Graduate Careers Australia has released Beyond Graduation 2009, a follow-up survey three years on of graduates they first surveyed in 2006.
A few points of interest on topics of particular interest to me:
* The proportion of their sample who were overseas had doubled from 3.2% to 6.8%, which means that they will not be repaying their HELP debt. People with qualifications in ‘architecture and building’ are most likely to be overseas (12%).
* The graduates in non-graduate jobs generally don’t want to be there, though this is is more true of ‘sales workers’ than ‘clerical and administrative workers’. The second most frequent reason (‘to earn a living’ had a majority response for all occupations) for taking a clerical job was ‘to develop general skills’, but only 7% of sales worker respondents gave that reason. By contrast, 47% of sales workers say they took their job because it was the only one they were offered, compared to 23% of clerical workers.

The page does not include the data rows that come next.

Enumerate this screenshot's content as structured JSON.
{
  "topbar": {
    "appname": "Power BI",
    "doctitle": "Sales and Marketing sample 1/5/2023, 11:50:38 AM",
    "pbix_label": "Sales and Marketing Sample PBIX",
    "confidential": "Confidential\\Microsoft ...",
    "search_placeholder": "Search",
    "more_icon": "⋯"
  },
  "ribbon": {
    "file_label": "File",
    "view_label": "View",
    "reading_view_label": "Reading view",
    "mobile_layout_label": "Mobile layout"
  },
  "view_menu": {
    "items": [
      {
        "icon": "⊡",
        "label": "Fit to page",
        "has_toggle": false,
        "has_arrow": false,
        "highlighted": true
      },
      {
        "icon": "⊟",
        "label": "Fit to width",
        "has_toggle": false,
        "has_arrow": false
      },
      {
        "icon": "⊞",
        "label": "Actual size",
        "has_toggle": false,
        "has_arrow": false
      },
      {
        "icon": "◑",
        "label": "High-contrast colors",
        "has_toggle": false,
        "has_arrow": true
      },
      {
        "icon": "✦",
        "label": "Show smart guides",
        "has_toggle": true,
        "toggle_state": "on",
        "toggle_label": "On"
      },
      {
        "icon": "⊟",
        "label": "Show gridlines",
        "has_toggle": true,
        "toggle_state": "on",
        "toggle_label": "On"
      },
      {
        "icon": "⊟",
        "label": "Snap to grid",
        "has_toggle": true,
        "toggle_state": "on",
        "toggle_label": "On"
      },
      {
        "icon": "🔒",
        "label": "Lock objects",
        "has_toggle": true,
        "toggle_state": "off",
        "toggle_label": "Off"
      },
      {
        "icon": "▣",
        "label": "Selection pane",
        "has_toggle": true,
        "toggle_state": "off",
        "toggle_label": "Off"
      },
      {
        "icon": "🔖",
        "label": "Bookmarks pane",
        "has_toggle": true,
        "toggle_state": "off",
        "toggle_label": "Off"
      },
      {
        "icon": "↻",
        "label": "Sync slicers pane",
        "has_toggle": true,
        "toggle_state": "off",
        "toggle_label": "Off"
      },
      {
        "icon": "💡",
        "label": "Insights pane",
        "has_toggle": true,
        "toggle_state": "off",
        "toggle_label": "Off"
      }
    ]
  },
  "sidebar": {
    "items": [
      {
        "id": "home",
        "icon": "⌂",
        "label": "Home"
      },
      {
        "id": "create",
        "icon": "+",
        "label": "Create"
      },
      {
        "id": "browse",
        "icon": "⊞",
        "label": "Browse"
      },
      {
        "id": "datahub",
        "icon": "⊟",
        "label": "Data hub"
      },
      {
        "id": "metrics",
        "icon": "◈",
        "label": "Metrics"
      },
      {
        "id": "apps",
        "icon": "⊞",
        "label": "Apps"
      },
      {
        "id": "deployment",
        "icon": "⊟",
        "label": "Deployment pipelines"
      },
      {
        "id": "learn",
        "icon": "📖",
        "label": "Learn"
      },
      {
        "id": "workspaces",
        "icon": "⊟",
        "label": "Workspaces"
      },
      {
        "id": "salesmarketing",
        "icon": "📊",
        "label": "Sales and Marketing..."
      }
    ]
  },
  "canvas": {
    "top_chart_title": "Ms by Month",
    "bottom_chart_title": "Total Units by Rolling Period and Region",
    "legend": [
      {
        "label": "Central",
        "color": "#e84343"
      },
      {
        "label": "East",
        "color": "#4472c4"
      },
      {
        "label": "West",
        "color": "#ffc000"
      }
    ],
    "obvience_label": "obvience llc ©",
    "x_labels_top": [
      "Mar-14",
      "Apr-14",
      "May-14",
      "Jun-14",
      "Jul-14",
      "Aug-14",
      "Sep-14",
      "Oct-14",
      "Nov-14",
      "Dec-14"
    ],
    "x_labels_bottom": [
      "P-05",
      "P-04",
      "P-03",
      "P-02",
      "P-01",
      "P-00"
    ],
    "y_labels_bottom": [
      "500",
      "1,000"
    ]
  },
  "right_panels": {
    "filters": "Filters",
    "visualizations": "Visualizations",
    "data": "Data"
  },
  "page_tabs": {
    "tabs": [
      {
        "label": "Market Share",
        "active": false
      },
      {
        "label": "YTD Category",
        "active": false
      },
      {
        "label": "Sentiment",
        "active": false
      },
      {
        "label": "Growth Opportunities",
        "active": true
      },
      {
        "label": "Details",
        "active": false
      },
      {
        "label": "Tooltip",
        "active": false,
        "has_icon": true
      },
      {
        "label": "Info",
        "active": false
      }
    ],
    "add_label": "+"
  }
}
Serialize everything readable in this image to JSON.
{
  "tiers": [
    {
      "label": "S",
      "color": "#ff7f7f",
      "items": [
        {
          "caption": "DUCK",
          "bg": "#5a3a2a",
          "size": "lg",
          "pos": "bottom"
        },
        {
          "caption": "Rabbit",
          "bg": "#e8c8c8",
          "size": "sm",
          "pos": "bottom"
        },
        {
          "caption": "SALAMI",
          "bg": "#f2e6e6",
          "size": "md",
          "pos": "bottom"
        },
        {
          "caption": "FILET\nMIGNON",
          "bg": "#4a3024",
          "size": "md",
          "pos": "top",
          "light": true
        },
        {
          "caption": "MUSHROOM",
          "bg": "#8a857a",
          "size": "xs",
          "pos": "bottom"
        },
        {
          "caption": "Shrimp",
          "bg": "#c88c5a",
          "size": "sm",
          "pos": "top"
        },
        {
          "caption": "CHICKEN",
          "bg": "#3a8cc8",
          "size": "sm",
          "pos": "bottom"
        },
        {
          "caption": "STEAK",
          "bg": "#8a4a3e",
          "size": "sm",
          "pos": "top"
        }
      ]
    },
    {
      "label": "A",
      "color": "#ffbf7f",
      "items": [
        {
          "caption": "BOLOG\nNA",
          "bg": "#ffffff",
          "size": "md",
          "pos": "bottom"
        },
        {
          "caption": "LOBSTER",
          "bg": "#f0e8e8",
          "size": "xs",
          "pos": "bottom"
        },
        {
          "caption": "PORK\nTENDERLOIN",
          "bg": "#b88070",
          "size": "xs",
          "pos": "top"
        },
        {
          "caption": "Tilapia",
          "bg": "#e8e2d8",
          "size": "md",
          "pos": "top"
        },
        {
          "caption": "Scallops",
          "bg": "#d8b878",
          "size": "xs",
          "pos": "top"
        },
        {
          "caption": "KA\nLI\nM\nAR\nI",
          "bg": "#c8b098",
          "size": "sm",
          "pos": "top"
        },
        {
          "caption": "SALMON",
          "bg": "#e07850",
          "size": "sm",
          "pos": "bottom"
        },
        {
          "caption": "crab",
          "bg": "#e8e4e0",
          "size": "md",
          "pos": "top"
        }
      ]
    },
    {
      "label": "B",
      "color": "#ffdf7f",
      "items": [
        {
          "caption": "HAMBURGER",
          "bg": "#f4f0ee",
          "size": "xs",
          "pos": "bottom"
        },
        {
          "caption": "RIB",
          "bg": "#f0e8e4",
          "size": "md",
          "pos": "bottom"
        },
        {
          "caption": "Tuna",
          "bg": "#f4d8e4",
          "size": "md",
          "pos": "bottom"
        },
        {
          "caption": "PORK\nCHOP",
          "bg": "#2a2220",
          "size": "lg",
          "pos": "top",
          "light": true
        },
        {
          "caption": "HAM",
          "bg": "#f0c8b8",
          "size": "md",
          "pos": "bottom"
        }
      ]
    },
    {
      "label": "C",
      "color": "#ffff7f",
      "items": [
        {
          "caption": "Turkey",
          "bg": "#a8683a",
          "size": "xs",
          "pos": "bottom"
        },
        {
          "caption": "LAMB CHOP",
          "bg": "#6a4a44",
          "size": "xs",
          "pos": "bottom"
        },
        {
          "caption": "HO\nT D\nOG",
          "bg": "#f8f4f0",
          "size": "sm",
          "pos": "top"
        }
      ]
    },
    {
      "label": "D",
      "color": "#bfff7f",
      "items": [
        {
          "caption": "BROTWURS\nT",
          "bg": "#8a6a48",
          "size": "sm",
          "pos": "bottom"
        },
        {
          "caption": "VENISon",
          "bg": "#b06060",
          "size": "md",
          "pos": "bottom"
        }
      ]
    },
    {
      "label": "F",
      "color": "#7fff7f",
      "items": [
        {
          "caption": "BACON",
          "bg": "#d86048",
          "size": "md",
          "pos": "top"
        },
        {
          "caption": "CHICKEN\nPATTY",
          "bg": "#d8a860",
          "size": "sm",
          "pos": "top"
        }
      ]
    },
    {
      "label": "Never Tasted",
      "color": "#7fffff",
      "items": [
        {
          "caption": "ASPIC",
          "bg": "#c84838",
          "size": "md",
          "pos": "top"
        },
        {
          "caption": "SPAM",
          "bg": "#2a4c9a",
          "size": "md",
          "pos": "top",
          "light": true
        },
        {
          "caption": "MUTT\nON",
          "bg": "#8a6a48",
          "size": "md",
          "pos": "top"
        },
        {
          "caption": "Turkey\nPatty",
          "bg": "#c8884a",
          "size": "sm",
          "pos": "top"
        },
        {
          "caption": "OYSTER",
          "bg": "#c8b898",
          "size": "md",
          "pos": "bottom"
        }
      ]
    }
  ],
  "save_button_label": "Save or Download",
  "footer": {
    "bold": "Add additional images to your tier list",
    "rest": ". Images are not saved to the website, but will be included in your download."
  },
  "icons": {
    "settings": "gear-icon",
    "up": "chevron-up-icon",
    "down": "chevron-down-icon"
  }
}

* Graduates with jobs rated their generic skills development and overall satisfaction with their courses more highly in 2009 than in 2006. However unemployed graduates rated both more negatively. Do graduates see more benefits from their course in hindsight as they get to use more of the skills they learnt, or is this just part of the general tendency to forget bad things that happened in the past?
* A regression analysis that controlled for field of study, occupation, hours worked and age found that being the first graduate in the family (no sibling, parent or grandparent with a degree) was associated with a 2.9% lower income. I’d take this as a pretty good result. In theory, I would expect that lower average school results translating into lower university grades, lower levels of cultural capital and less useful connections would significantly undermine earnings for those without university-educated parents. In practice, the disadvantage is small. Meritocracy wins.